In the days before it expanded into a three-day event, Sunday used to be the long, serene goodbye at Deer Shed Festival with everyone shutting up shop and drifting off home by late afternoon. That sense of peace and tranquility still pervades the sabbath at Baldersby Park, a feeling that August Charles captures to perfection. The skies above may be starting to look a little ominous as the future-soul artist from nearby Leeds takes to the stage on the stroke of midday – everything works with such beautiful precision at Deer Shed – but he quickly dispels any gloom or hangover from the night before with a gorgeous set.
Similarly joyous is Rae Morris, making a most welcome return to Deer Shed after a 13 year absence. Playing her only festival date of the summer, we are certainly most blessed to have her here today. During ‘Under The Shadows’ she weaves in some strands from ‘Running Up That Hill’ and it is certainly very easy to draw certain comparisons with Kate Bush, though the phenomenal American singer-songwriter Laura Nyro may be a better benchmark such is the shared intimacy and power of their art songs.
Holly Ross and David Blackwell from The Lovely Eggs host The Lovely Eggs Book Club at the Lodge Stage sharing their, and the audience’s favourite books. Perhaps not surprisingly, the choices of reading are nothing if not eclectic: John Kennedy Toole’s ‘Confederacy of Dunces’, Philip K Dick’s ‘Do Androids Dream of Electric Sheep’, feature alongside Hemingway in the hosts’ top book choices; Cormac McCarthy and David Mitchell are amongst those of the audience. We all come away with inspiration for our next book haul.
The American record producer Gordon Raphael is in conversation with Dave Simpson where he talks about his journeys from Seattle and New York – the first time “a dismal failure” due to his battle with alcohol and then an unfortunate burning down of a recoding studio – and onto Hebden Bridge where he now resides. “All roads lead to West Yorkshire,” he says.

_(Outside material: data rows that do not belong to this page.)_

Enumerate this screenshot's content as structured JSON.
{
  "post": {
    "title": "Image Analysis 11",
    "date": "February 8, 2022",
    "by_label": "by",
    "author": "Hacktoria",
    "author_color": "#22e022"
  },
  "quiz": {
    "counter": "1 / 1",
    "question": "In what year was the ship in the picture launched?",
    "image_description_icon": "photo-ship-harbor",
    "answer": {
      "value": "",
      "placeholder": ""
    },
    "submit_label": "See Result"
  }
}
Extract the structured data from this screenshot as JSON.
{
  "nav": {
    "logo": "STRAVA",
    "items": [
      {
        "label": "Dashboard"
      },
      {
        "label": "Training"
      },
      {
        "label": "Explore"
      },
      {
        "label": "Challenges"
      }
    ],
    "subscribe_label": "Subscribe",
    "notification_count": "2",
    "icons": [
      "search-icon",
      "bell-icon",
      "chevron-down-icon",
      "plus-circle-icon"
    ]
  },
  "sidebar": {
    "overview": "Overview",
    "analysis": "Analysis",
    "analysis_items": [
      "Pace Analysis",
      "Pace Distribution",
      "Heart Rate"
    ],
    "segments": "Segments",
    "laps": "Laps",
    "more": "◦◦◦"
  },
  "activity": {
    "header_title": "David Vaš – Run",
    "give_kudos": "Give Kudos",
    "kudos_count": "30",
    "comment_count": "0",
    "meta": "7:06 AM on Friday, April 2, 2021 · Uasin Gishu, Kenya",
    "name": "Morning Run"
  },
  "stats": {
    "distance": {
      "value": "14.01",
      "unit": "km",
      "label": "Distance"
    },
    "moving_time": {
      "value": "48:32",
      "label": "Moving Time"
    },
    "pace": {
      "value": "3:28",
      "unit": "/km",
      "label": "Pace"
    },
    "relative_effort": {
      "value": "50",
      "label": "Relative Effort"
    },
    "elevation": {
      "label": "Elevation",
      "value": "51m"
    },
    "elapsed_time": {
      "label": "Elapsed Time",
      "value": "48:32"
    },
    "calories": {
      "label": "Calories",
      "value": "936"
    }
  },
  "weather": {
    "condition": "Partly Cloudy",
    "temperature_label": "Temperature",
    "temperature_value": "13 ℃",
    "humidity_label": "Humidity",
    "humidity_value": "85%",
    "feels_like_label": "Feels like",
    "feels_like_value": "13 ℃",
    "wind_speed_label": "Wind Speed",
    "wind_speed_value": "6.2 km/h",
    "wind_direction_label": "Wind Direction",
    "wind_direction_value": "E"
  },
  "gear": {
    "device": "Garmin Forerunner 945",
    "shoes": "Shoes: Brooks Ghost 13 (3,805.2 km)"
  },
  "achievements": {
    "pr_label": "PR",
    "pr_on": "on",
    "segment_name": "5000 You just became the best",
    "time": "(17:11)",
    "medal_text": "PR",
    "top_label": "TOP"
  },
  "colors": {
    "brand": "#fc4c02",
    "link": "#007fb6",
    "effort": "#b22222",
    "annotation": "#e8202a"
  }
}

Raphael prompts an interesting discussion around the serendipity of success, the “last chances”, which turn out to be the start rather than the end, and of “second chances,” both personally and professionally.
Over in the Big Top, the Family Catwalk Extravaganza, brought to Deer Shed by Ghetto Fabulous, is part fashion show – a clear nod to the origins of Vogue-ing – with lip sync challenges and dance-offs. It is slick, entertaining and fun, with the winner voted for by the audience. This explosion of glitter, and colour sets the tone for the rest of the afternoon’s Big Top entertainment with the delighted young audience members being told by the catwalk host “your journey to sparkle doesn’t end here, it starts here”.
Back on the main stage Gwenno is the essence of Celtic charm. She sets the scene, and shows her cultural and creative diversity in the process, by singing ‘Tir Ha Mor’ from her 2018 album Le Kov entirely in the Cornish language. She follows this by giving the crowd a brief lesson in Cornish ahead of ‘Eus Keus’, an exceptional pop song that celebrates 10,000 years of cheese offering as a gift to the gods. She is enjoying herself and, make no mistake, so are we.
The Mary Wallopers bring plenty of bodhrán beats, ballads, and blarney with them all the way from Dundalk. It is righteous Irish soul, raucous, rebellious, and undoubtedly real. Whilst the prospect of an appearance later by The Delgados – the Scots’ indie-rock stalwarts who had reformed last year after a 17 year sabbatical – is immense, this particular Deer Shed experience ends with The Big Moon. And as the bruised skies open in earnest the London foursome continue to shine brightly and a deeply moving ‘2 Lines’ provides us with one of those very special Deer Shed moments, of which there are always so many.
Additional reporting: Claire Eggleston
Photos: Simon Godley